Narrowly focusing on the trade balance and the exchange rate diverts attention from a far more important issue — China’s capital controls. Although the yuan is convertible on the trade account, it is not freely convertible for financial transactions. The Reform Act does not address that issue. Implying that China is cheating by manipulating its exchange rate, the Act will injure U.S.-China relations.
The good news is that the Act will almost certainly not be passed by the U.S. House of Representatives, although a similar bill passed the House last year when the Democrats had the majority. Moreover, making undervalued currencies an actionable subsidy is unlikely to be compliant with World Trade Organization rules.
China is currently designated a “nonmarket economy.” Until 2007, countervailing duties could not be used against China. Rather, anti-dumping methodology was used to determine if China was selling in the U.S. market at “unfair” prices.
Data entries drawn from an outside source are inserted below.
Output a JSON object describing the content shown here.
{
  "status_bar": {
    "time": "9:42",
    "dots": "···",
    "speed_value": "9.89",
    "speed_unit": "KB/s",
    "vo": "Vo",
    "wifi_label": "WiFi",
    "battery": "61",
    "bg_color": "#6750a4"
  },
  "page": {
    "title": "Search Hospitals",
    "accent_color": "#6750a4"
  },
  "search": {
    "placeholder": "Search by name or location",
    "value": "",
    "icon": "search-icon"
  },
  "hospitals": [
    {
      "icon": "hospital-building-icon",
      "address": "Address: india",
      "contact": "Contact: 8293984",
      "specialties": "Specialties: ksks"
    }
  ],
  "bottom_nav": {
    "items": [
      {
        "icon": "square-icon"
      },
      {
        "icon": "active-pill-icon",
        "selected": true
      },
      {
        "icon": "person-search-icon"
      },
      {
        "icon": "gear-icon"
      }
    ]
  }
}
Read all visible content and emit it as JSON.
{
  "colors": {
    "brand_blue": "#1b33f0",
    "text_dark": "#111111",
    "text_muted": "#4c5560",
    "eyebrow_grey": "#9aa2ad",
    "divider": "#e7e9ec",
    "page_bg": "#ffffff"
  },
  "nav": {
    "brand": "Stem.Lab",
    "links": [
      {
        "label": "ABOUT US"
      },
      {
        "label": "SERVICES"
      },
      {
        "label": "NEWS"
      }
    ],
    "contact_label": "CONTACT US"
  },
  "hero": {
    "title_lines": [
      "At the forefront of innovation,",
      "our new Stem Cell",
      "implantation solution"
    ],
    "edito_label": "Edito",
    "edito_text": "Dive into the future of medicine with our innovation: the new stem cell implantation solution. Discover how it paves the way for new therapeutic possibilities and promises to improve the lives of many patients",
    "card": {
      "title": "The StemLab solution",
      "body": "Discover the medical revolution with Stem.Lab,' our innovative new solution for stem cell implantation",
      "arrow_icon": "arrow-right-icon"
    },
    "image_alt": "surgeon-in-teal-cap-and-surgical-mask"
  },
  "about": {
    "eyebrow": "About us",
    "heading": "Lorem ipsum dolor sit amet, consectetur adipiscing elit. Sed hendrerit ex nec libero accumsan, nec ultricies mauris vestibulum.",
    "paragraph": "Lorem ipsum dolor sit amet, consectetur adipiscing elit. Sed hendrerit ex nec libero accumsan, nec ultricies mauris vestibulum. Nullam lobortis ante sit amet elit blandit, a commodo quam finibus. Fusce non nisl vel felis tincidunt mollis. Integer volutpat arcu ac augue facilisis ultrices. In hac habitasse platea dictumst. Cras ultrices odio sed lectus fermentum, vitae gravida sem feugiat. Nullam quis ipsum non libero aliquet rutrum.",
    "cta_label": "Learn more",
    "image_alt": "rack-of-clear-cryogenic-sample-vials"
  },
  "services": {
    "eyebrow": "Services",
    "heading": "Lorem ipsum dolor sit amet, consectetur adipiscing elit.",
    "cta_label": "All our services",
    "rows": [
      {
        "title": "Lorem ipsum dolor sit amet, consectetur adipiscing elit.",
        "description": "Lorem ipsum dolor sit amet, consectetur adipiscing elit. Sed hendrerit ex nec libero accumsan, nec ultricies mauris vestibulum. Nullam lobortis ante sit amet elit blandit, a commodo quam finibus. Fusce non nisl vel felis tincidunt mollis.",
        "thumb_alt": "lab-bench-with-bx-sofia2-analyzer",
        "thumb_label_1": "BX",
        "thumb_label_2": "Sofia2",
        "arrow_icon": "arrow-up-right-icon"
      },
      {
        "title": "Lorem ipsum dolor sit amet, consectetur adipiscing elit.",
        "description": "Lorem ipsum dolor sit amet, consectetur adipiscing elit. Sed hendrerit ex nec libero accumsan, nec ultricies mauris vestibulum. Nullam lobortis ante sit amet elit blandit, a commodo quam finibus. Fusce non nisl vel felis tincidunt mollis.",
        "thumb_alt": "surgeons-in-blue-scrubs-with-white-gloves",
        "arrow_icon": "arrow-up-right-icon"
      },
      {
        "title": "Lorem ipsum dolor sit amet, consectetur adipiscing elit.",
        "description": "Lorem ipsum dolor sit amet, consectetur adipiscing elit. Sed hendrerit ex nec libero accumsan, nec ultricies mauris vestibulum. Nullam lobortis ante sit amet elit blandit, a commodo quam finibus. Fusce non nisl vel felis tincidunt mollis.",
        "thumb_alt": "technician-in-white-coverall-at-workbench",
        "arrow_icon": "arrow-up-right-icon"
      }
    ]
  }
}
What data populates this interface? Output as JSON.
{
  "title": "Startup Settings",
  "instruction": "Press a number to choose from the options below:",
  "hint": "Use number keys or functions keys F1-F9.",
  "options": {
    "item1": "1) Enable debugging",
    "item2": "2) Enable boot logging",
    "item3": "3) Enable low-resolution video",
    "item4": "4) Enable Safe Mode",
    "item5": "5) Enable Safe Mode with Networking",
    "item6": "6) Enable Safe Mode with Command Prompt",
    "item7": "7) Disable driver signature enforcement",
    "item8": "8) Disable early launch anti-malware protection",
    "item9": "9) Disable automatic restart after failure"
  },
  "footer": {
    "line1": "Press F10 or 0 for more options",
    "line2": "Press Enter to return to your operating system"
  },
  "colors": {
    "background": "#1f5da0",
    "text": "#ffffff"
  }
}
That methodology is highly flawed and needs reform. Introducing yet another complicating factor — “fundamentally misaligned currencies” — to the formula would enrich trade lawyers and keep bureaucrats employed, but only at the expense of wealth creation and free trade.
The U.S. should use the Strategic and Economic Dialogue to promote trade and investment liberalization, and recognize that it is in China’s own interest to allow greater exchange-rate flexibility. It does not make sense for a capital-poor country like China to be a net exporter of capital and hold billions of dollars of U.S. government debt.
Washington should welcome Chinese direct investment that does not affect national security and welcome the opportunity to trade with China. Engagement, not destructive protectionism (under the guise of saving American jobs), is the only path to peaceful development.